The Pennsylvania state game lands system, which since 1919 has provided critical habitat for wildlife statewide, and a network of lands open to public hunting and trapping, now tops 1.5 million acres.

State Game LandsSmall2

That’s a land base larger than the state of Delaware. Pennsylvania is the only independent state wildlife agency that owns and manages such extensive lands. And Pennsylvania Game Commission Executive Director R. Matthew Hough said all Pennsylvanians can take pride in the achievement of what the 1.5 million acre milestone represents.

“Early in its existence, the Game Commission recognized the importance of preserving wildlife habitat, and at the same time, creating opportunity for hunters and trappers by opening those lands to the public, ” Hough said. “For years and years, Pennsylvania hunters and trappers have paid into this system with the purchase of their licenses, and the sporting arms and ammunition they use in the field. Countless conservation organizations have stepped up to fund land purchases, and hundreds of private individuals donated parcels that were added to the system.

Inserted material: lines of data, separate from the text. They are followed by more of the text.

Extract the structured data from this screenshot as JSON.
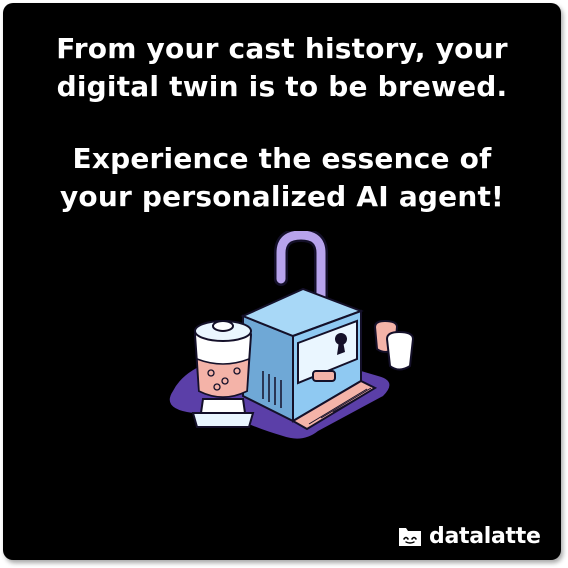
{
  "headline": {
    "line1": "From your cast history, your",
    "line2": "digital twin is to be brewed.",
    "line3": "Experience the essence of",
    "line4": "your personalized AI agent!"
  },
  "illustration": {
    "icon": "espresso-machine-illustration",
    "colors": {
      "body": "#8FC9F2",
      "handle": "#B7A3EC",
      "drip_tray": "#F4B3A8",
      "shadow": "#5B3FA8",
      "outline": "#141029"
    }
  },
  "brand": {
    "name": "datalatte",
    "icon": "datalatte-logo-icon"
  }
}
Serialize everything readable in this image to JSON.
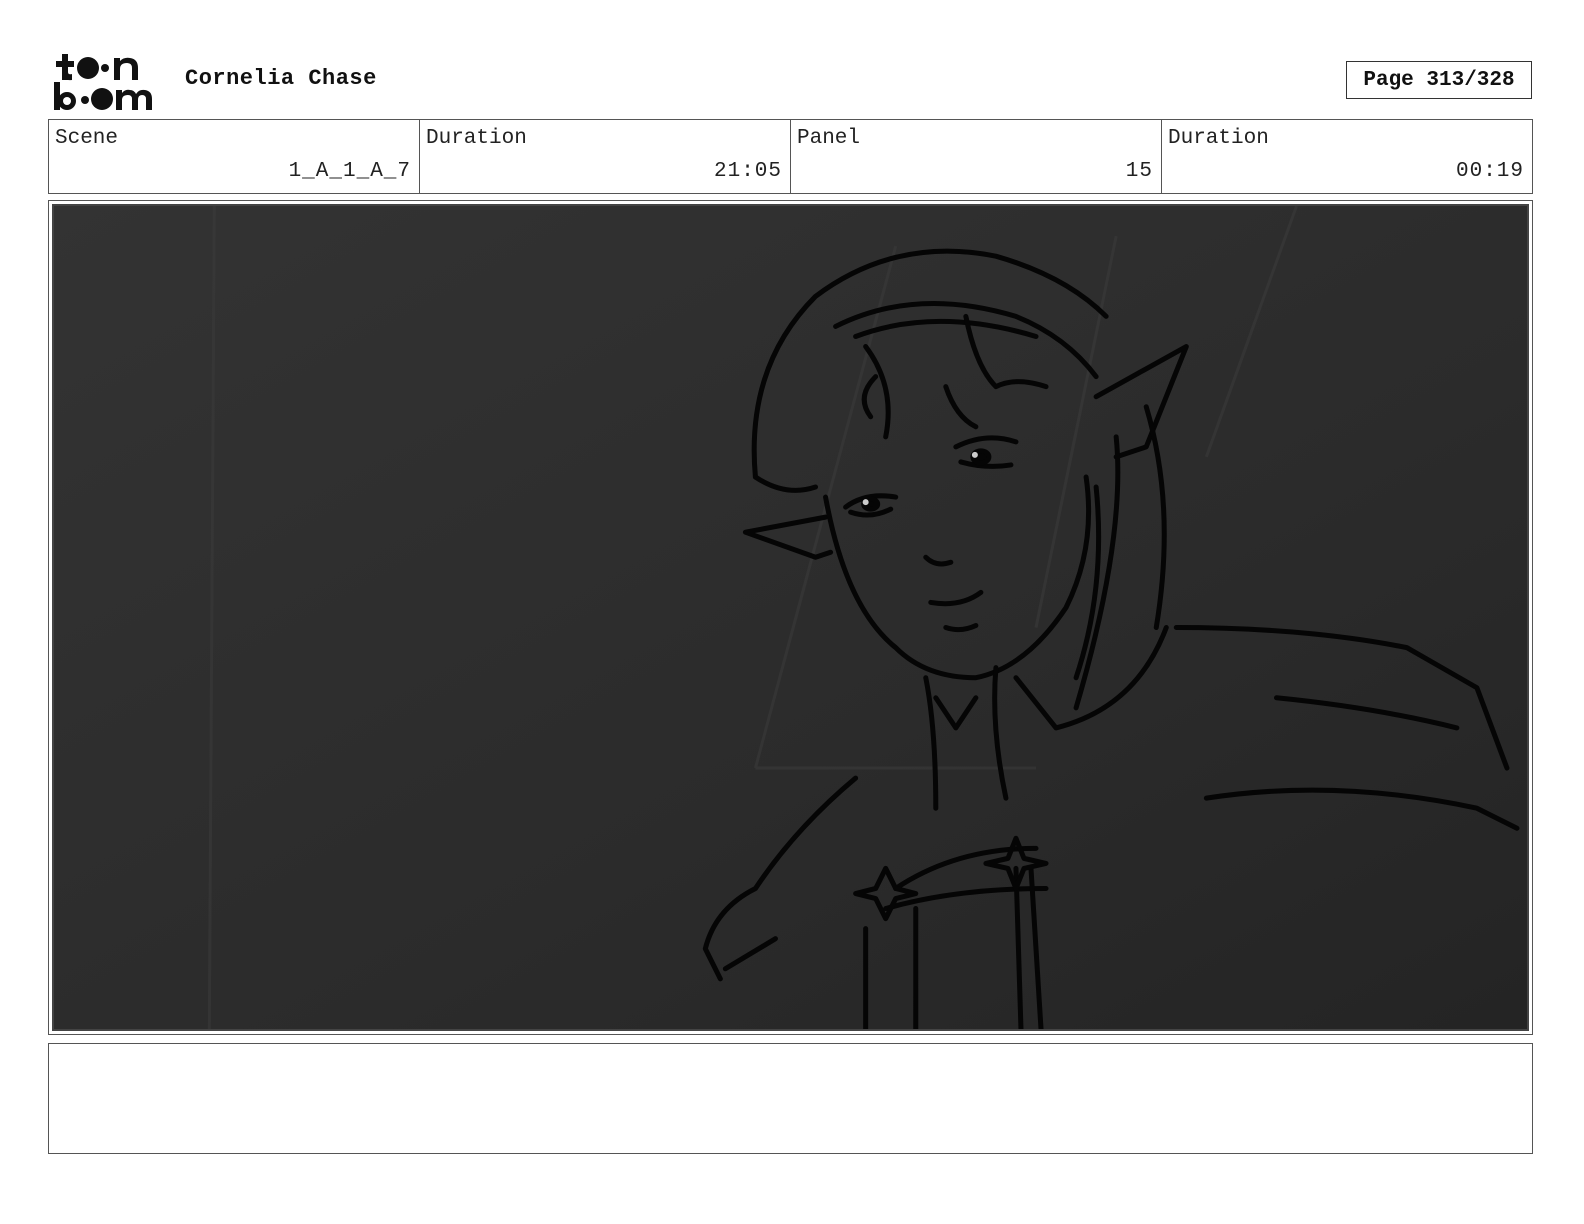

Game Lands Documentary

The Game Commission has produced a documentary chronicling Pennsylvania’s state game lands system. It can be viewed below.

Future of Game Lands

Taking care of the tremendous land resource state game lands represent is no small feat.

A lot of manpower and money goes into modifying habitat to get the greatest return for wildlife. The Game Commission’s 2015-20 Strategic Plan calls for the agency to transition management practices on state game lands to create more young-forest habitats through timber harvest, planting native warm-season grasses and prescribed fire. The Game Commission will also focus efforts on enhancing hunter opportunities on game lands.